= PROBLEM TO SOLVE =
Filter the listing so that only lines with the word "hemispheres" remain.

Top of SOURCE MATERIAL

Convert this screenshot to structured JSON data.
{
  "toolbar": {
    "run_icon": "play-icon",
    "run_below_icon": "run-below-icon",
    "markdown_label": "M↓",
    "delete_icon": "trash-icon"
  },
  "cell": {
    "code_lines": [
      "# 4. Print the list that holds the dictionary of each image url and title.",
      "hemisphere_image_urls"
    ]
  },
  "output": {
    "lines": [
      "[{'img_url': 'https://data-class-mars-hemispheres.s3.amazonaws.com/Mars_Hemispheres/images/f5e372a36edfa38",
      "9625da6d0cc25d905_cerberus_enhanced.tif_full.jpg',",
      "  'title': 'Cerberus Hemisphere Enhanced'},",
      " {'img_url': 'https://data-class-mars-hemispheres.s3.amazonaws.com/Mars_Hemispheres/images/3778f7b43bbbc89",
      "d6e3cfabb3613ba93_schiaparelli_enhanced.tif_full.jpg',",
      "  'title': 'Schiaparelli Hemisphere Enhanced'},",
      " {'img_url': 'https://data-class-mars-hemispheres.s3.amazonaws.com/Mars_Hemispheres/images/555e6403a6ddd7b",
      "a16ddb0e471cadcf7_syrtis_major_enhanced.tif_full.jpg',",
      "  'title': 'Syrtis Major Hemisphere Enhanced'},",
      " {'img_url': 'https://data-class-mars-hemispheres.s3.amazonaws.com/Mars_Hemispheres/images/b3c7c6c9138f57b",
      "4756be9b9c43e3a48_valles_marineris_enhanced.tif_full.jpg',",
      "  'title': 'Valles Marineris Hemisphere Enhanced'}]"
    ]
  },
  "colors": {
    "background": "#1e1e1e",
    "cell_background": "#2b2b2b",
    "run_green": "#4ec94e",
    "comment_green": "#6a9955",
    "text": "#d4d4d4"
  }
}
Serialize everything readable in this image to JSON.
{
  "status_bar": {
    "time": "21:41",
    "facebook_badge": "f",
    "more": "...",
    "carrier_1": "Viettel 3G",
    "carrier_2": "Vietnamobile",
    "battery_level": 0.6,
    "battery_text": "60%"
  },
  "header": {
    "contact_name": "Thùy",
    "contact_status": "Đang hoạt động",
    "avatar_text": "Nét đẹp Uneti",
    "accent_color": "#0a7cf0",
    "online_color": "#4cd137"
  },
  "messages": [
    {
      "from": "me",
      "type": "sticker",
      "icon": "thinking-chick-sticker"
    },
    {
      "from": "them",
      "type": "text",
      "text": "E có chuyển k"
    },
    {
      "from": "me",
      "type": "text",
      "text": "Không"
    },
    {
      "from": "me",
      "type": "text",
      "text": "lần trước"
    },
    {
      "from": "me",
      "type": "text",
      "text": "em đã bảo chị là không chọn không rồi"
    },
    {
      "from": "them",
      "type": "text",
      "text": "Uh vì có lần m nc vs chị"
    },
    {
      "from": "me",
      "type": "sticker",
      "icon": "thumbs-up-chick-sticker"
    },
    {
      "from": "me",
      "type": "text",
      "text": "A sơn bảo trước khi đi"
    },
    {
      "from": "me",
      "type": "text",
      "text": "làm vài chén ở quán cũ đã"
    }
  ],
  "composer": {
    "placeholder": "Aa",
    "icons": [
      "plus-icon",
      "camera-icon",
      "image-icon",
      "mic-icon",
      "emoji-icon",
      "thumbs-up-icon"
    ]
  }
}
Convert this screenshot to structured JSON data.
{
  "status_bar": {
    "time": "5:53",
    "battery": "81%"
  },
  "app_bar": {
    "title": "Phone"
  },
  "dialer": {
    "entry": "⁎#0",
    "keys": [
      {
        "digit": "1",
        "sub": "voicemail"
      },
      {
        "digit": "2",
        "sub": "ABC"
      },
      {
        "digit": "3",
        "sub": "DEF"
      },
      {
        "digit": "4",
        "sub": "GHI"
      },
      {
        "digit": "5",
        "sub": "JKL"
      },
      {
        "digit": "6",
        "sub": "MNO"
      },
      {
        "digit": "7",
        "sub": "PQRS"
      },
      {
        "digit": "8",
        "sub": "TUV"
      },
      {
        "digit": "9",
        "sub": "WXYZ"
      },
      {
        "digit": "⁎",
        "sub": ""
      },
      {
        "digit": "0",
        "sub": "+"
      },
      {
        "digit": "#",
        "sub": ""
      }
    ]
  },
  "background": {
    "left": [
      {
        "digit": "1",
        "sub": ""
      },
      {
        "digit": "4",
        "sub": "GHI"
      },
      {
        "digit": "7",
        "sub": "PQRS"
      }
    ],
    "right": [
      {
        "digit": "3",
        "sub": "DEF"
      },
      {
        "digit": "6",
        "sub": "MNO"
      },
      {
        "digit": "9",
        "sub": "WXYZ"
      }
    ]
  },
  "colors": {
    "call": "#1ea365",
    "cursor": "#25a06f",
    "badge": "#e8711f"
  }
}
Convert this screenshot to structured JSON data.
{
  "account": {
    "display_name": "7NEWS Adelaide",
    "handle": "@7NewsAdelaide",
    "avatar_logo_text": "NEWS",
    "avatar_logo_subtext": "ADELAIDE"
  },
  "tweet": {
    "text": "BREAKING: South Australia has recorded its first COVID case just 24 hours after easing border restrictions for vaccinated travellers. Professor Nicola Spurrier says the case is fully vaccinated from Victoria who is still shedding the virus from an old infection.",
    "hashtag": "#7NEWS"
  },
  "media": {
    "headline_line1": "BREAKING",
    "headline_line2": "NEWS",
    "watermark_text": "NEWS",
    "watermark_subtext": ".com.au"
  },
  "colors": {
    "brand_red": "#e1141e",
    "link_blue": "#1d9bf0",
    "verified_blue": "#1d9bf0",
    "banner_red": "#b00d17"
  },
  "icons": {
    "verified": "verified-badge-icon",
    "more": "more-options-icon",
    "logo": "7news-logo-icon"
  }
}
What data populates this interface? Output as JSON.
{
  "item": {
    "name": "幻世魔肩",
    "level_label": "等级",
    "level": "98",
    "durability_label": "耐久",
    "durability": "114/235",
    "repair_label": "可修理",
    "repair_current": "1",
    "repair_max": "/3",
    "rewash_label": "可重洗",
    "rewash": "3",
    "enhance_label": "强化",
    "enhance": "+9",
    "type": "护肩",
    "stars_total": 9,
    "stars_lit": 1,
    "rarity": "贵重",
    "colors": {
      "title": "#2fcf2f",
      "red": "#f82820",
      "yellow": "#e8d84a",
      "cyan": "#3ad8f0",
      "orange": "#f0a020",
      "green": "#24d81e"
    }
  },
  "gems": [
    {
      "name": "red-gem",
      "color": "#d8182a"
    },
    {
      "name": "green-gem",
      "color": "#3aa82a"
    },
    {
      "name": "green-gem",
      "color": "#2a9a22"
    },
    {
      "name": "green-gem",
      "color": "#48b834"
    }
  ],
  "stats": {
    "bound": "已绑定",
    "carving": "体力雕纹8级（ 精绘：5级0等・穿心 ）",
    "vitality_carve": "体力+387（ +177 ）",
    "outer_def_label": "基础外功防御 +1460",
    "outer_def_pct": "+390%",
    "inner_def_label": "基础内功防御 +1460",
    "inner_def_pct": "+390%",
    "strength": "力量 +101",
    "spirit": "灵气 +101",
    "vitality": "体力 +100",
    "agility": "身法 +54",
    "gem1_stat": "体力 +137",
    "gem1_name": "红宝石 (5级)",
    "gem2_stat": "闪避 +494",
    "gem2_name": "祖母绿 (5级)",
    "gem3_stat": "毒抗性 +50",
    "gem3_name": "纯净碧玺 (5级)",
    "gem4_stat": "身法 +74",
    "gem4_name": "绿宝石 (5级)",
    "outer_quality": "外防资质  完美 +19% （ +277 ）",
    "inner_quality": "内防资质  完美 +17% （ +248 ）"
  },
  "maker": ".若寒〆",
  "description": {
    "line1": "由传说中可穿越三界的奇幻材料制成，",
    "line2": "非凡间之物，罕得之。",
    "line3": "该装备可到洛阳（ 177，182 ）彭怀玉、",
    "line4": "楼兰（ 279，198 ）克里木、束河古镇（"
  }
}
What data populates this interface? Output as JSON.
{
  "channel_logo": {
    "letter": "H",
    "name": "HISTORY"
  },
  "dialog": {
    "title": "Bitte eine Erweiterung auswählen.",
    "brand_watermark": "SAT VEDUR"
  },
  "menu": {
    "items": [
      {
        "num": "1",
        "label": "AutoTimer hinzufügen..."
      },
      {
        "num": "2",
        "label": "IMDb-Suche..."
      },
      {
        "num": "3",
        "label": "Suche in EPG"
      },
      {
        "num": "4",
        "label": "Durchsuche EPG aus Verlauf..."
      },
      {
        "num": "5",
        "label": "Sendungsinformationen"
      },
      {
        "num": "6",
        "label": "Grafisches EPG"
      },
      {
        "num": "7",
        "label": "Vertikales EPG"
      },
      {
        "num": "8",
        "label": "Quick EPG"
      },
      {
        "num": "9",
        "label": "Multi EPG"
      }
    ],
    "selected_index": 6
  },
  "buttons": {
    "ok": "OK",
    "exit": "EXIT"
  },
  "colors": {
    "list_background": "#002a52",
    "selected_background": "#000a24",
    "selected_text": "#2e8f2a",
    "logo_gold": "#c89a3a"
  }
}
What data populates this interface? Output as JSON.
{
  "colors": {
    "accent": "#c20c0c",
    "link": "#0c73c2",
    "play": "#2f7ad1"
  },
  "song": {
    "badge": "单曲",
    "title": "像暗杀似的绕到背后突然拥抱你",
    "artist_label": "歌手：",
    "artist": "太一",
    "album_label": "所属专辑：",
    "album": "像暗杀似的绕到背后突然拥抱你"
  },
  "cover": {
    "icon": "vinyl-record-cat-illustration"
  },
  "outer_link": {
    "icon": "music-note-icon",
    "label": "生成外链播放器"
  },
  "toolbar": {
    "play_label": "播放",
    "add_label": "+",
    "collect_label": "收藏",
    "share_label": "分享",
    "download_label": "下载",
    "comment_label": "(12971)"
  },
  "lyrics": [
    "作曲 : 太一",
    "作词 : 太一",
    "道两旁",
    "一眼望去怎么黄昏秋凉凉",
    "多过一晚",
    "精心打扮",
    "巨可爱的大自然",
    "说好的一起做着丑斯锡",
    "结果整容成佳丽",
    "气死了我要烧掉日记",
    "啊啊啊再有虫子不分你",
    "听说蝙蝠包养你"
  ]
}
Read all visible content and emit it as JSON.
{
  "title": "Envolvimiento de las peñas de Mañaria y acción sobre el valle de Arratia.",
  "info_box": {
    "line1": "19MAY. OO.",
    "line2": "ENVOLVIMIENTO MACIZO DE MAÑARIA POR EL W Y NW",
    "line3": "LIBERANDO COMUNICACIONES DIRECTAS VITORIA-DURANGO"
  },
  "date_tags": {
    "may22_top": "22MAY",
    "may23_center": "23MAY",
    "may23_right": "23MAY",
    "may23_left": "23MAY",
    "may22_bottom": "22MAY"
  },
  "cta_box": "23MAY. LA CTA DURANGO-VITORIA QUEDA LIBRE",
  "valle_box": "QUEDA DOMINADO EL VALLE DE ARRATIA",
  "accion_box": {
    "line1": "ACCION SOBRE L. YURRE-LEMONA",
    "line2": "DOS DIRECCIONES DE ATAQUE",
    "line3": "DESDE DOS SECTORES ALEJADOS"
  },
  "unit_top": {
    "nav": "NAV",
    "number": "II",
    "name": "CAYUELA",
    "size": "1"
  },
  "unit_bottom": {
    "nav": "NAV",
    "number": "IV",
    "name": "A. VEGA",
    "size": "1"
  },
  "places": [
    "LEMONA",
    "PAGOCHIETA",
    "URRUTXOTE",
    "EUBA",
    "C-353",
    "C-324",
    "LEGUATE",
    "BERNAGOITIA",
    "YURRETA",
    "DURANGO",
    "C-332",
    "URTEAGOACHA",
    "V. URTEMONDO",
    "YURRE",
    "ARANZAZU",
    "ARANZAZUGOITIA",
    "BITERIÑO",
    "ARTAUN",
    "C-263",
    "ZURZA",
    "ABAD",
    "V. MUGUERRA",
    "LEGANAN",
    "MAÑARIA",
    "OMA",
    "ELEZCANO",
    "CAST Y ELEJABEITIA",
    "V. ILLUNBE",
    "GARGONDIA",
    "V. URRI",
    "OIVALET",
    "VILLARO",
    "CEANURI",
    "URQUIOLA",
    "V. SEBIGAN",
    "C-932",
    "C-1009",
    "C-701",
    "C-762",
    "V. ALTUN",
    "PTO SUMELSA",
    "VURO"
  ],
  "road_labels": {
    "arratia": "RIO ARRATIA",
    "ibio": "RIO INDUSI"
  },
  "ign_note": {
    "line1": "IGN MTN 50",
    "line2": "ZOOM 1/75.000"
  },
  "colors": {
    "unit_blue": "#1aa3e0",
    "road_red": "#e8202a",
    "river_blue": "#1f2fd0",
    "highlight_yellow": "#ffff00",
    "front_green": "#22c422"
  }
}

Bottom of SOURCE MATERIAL

= ANSWER SPACE =
      "[{'img_url': 'https://data-class-mars-hemispheres.s3.amazonaws.com/Mars_Hemispheres/images/f5e372a36edfa38",
      " {'img_url': 'https://data-class-mars-hemispheres.s3.amazonaws.com/Mars_Hemispheres/images/3778f7b43bbbc89",
      " {'img_url': 'https://data-class-mars-hemispheres.s3.amazonaws.com/Mars_Hemispheres/images/555e6403a6ddd7b",
      " {'img_url': 'https://data-class-mars-hemispheres.s3.amazonaws.com/Mars_Hemispheres/images/b3c7c6c9138f57b",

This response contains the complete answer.